Suicide Is Painless
Suicide is painless, I am referring to the theme from MAS*H and not the act itself.
About 40 years ago that theme always served notice that my bedtime had arrived. The sound of the guitar and helicopter in the beginning meant thatÂ adultÂ time had arrived and it was time for my sisters and I to lie down and close our eyes.
Sometimes I would try to hide behind the couch or in the hallway so I could watch the opening. I thought it was cool to see the helicopters come over the mountains and to watch the people running to greet them.
And sometimes my middle sister would sneak out of her room to come stand next to me. I remember looking at her and telling her to be quiet so we wouldn’t get caught.
Go To Bed!
Sometimes the ‘rents would walk over andÂ escortÂ us back to bed and sometimes we would hear my father growl, “GO TO BED.”
That didn’t happen often but when it did it fell on the nights he worked a second job. I never appreciated what that meant or how hard it must have been.
Never thought about what it was like to leave the house at 7 AM to drive 25 miles, work all day and then go teach night school for another three hours so that you could drive home from a university that was further away than your “main office” so that you could arrive home around 10 PM or so.
Sometimes when I think about it I feel like calling home and apologizing for having been a pain-in-the-ass or perceived as ungrateful.
You can’t screw an old head on young shoulders but after having been a parent for more than a few years you learn to appreciate your parents in ways you didn’t before.
You Think You Understand But You Really Don’t
Had a minor disagreement with someone at an old office of mine. I had more than a decade of life experience on him and tried hard not to remind him about it.
I wanted to just work and do what we had to do but it bothered him enough that his insecurity would find ways into our conversations. He never missed an opportunity to try to tell me about how I made a mistake on a project and what he would have done.
Most of the time theÂ mistakesÂ he referred to weren’t things that you could easily quantify as being right or wrong, they were simply done differently than he would have liked.
Time passed and my tolerance for his remarks waned and one day I replied to a comment he made about his dogs being his kids with a very harsh, “you don’t know a fucking thing about being a parent.”
It wasn’t well received and we went back and forth for a few until I told him that I wasn’t interested in watching him wave his dick and a a tape measure around any more.
He asked what that meant and I told him that I wished one of those helicopters fromÂ MAS*H would magically appear and fly him away because he didn’t understand what he was saying or doing and I was tired of fighting about narishkeit.
“Things aren’t automatically wrong because they aren’t done your way and maybe one day you’ll grow up.”
What About You Dad?
I didn’t take notes or carry a camcorder so that story might be more or less colorful than reality. Time and my personal filter might have colored it so that I don’t remember it as it happened, but I don’t think about that.
Instead I find myself thinking about my father and wondering about his work life. His profession was different than mine, there was no family business for us to link up in but some things are the same.

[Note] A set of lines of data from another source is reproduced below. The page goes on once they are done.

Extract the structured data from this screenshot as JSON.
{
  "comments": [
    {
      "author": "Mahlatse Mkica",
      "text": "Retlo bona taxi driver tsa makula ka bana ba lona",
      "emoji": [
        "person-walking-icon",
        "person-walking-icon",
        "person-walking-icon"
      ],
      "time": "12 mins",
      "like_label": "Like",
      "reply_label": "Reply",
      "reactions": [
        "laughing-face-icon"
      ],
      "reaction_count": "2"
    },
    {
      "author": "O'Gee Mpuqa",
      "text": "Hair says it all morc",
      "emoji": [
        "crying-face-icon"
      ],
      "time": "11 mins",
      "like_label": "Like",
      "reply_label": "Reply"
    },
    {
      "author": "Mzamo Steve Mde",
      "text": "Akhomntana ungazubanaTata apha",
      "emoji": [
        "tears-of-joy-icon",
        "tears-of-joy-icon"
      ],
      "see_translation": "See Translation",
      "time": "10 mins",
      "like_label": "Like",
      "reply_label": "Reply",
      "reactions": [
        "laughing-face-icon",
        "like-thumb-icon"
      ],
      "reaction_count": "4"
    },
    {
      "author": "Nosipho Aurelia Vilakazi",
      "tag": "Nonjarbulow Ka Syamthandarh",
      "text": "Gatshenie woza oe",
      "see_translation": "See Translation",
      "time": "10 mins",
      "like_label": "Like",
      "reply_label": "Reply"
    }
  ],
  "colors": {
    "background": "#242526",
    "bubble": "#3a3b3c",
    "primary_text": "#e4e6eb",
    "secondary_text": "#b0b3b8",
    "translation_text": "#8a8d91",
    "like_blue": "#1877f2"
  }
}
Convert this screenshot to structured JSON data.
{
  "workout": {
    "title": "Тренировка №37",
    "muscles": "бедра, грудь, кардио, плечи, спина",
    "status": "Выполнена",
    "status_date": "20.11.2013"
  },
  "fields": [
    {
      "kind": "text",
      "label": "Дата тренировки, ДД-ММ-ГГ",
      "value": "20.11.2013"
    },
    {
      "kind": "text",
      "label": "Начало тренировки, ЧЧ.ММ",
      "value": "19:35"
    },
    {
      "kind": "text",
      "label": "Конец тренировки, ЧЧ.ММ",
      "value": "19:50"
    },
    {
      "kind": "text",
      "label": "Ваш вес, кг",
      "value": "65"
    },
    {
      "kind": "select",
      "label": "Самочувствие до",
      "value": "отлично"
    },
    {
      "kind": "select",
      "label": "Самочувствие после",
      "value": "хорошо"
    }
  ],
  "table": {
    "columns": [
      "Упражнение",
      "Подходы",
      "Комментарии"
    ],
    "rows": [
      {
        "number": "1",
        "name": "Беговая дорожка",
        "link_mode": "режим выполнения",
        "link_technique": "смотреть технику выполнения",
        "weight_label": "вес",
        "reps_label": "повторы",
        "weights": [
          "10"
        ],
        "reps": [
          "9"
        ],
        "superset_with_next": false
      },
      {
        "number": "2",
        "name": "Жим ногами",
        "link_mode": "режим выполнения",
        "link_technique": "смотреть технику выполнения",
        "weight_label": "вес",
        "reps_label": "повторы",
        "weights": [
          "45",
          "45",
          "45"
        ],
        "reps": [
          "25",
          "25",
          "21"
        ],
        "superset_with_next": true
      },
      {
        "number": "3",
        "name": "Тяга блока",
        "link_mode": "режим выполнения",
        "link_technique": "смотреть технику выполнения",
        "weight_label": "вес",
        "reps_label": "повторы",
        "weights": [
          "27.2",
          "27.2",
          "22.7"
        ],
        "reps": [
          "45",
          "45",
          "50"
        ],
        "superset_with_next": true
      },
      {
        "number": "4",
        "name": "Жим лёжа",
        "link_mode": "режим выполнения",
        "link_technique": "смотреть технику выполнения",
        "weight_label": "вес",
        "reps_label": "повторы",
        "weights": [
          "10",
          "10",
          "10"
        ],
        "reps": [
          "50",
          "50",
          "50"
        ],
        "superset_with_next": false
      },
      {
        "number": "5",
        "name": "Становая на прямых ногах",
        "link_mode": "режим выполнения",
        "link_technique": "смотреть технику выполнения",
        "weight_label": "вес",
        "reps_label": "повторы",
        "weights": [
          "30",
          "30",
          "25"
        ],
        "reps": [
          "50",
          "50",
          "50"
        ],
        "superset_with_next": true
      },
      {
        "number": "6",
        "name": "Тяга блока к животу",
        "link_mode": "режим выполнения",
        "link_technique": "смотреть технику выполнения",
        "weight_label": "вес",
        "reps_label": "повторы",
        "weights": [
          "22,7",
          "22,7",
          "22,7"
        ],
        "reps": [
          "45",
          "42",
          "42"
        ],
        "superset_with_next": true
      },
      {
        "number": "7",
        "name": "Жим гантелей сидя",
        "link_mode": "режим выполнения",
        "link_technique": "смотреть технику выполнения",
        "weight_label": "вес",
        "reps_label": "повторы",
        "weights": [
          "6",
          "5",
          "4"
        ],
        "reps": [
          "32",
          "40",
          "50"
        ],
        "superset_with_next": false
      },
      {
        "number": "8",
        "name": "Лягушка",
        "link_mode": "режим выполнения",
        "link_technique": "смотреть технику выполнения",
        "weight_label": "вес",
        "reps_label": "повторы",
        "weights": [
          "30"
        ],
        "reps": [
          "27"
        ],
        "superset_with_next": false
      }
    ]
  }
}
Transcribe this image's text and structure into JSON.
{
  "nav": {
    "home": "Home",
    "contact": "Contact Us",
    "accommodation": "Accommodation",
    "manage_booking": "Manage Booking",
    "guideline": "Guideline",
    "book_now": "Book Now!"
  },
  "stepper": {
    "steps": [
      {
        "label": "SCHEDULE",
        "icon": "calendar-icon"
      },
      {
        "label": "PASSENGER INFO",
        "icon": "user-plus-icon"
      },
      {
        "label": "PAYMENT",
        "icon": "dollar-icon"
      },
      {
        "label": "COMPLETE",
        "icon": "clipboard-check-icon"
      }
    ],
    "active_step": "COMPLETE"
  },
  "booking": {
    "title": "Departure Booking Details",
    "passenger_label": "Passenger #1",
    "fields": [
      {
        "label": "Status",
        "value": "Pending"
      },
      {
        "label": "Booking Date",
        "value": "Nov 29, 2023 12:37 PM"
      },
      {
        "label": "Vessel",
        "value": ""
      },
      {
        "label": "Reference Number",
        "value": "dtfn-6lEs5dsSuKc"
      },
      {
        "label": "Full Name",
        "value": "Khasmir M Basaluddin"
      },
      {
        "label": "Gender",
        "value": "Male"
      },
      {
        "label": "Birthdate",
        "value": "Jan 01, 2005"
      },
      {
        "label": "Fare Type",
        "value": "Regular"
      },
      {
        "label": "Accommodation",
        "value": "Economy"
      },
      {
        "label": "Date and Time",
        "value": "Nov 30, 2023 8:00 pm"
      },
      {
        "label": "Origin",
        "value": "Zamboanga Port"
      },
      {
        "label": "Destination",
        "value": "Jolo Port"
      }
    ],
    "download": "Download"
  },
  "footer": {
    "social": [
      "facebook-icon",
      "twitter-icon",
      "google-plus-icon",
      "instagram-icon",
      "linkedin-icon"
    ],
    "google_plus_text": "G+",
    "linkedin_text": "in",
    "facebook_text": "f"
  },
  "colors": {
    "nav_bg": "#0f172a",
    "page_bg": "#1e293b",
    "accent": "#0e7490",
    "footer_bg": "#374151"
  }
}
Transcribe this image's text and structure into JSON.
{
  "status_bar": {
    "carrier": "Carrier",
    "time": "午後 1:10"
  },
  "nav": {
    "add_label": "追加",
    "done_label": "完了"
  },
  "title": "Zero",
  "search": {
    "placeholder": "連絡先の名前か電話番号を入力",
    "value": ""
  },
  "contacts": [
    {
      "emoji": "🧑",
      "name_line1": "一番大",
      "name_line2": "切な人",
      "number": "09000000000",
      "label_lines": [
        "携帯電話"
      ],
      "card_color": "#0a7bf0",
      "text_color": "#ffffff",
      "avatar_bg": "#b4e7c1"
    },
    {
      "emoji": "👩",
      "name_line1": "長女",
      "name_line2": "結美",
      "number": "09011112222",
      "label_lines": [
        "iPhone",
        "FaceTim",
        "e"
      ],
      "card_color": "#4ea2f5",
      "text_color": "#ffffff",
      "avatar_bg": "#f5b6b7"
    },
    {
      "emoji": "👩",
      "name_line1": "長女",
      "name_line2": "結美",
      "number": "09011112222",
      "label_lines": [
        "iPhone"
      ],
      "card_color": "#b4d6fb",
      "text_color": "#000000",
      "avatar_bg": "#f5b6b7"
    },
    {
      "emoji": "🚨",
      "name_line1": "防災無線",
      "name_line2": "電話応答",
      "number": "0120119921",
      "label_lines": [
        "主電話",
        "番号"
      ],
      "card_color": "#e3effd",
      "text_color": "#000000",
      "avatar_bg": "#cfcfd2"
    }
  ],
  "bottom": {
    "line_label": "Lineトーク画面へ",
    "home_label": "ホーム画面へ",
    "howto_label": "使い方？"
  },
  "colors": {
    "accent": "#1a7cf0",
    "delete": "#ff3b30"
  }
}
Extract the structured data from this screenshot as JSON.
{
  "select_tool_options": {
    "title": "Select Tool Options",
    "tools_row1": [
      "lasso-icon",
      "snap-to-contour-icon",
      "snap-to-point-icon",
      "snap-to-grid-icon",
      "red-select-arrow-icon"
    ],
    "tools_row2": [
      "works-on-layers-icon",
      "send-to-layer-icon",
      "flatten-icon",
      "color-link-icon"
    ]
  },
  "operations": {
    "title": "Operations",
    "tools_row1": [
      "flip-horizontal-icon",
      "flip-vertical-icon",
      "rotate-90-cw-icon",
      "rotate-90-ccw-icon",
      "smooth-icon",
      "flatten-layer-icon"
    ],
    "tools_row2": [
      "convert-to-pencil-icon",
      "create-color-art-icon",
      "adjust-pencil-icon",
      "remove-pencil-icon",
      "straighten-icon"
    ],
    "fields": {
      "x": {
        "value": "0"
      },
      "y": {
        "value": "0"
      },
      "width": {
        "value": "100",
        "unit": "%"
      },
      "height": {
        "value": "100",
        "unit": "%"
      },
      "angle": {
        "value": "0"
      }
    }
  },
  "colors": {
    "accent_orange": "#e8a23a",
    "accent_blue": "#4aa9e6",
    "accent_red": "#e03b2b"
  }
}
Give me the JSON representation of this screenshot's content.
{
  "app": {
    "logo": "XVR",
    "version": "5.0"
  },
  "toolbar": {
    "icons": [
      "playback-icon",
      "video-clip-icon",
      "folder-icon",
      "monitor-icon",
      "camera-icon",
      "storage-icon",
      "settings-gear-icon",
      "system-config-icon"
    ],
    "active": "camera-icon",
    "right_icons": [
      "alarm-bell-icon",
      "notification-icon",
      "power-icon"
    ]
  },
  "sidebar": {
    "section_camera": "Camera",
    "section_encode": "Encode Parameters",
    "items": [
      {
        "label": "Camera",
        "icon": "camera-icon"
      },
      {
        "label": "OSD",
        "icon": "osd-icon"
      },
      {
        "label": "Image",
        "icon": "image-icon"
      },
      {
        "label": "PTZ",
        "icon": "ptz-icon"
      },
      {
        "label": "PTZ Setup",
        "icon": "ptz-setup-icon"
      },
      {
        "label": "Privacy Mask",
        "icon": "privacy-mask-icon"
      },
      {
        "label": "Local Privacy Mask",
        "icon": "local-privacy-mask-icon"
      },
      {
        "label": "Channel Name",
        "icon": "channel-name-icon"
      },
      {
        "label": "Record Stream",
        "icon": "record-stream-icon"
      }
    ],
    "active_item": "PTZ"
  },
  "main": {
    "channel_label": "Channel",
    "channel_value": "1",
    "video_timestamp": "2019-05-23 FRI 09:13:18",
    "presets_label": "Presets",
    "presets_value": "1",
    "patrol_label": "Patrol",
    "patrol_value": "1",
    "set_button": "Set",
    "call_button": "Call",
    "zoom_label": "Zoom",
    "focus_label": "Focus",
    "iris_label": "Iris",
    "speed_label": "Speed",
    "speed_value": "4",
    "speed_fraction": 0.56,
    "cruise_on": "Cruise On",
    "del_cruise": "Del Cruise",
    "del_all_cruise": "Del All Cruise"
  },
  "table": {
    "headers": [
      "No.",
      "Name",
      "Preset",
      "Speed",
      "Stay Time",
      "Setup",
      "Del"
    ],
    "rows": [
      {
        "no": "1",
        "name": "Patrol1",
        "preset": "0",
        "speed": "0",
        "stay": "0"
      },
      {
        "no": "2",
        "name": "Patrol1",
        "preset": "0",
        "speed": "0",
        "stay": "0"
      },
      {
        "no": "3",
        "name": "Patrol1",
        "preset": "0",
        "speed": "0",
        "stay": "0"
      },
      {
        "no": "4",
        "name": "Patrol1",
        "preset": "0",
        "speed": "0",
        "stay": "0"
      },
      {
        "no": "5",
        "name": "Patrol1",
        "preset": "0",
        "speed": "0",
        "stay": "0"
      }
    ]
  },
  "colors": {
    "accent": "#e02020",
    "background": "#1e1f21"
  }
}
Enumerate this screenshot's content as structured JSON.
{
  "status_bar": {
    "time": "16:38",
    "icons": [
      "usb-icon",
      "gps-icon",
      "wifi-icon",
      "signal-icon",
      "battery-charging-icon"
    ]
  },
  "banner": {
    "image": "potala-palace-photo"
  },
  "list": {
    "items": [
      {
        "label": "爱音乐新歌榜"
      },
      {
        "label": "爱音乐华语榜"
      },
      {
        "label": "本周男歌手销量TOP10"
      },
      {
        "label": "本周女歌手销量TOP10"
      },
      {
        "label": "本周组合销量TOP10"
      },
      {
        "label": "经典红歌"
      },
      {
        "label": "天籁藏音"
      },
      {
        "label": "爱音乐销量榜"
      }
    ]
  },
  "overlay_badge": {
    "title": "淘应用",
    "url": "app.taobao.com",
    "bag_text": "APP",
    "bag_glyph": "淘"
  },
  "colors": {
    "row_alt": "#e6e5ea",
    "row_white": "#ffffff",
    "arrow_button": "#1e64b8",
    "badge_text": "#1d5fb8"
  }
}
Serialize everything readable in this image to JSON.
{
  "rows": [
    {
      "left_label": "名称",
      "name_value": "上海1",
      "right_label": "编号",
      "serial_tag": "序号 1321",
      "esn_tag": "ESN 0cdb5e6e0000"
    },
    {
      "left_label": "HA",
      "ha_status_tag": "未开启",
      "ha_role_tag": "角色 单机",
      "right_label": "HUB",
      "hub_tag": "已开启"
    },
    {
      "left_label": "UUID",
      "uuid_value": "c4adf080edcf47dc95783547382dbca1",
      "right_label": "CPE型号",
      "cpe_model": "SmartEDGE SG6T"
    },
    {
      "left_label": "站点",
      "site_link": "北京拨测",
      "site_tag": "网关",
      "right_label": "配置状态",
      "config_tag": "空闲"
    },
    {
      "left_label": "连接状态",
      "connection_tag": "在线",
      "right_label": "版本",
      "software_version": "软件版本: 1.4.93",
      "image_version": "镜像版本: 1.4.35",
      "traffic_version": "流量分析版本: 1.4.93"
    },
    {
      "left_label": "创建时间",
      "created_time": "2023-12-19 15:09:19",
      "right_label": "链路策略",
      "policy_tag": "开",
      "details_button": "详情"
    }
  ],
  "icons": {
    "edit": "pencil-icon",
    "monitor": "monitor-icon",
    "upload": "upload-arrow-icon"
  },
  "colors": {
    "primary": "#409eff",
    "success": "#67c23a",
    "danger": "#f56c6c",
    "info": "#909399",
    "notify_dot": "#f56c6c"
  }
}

We both worked for many years as the sole provider for our families and did the kinds of things that fathers do to see that everyone is fed, clothed and sheltered.
But even though our careers may not have been the same the one thing I know for certain is that we both had to interact with people so some of our experiences have to sync up.
And I wonder about who he didn’t like and how he dealt with the pain-in-the-ass that we all work with. He wasn’t one to complain about these things so even though I am sure he dealt with them they aren’t something I associate with him or childhood.
And now I sit here wondering if my own children will think about me in similar terms. Will they see me as always having worked hard for the family or will they see a different guy.
Will they view me as being whiny and a complainer or a man who did what he had to do because whining didn’t change anything.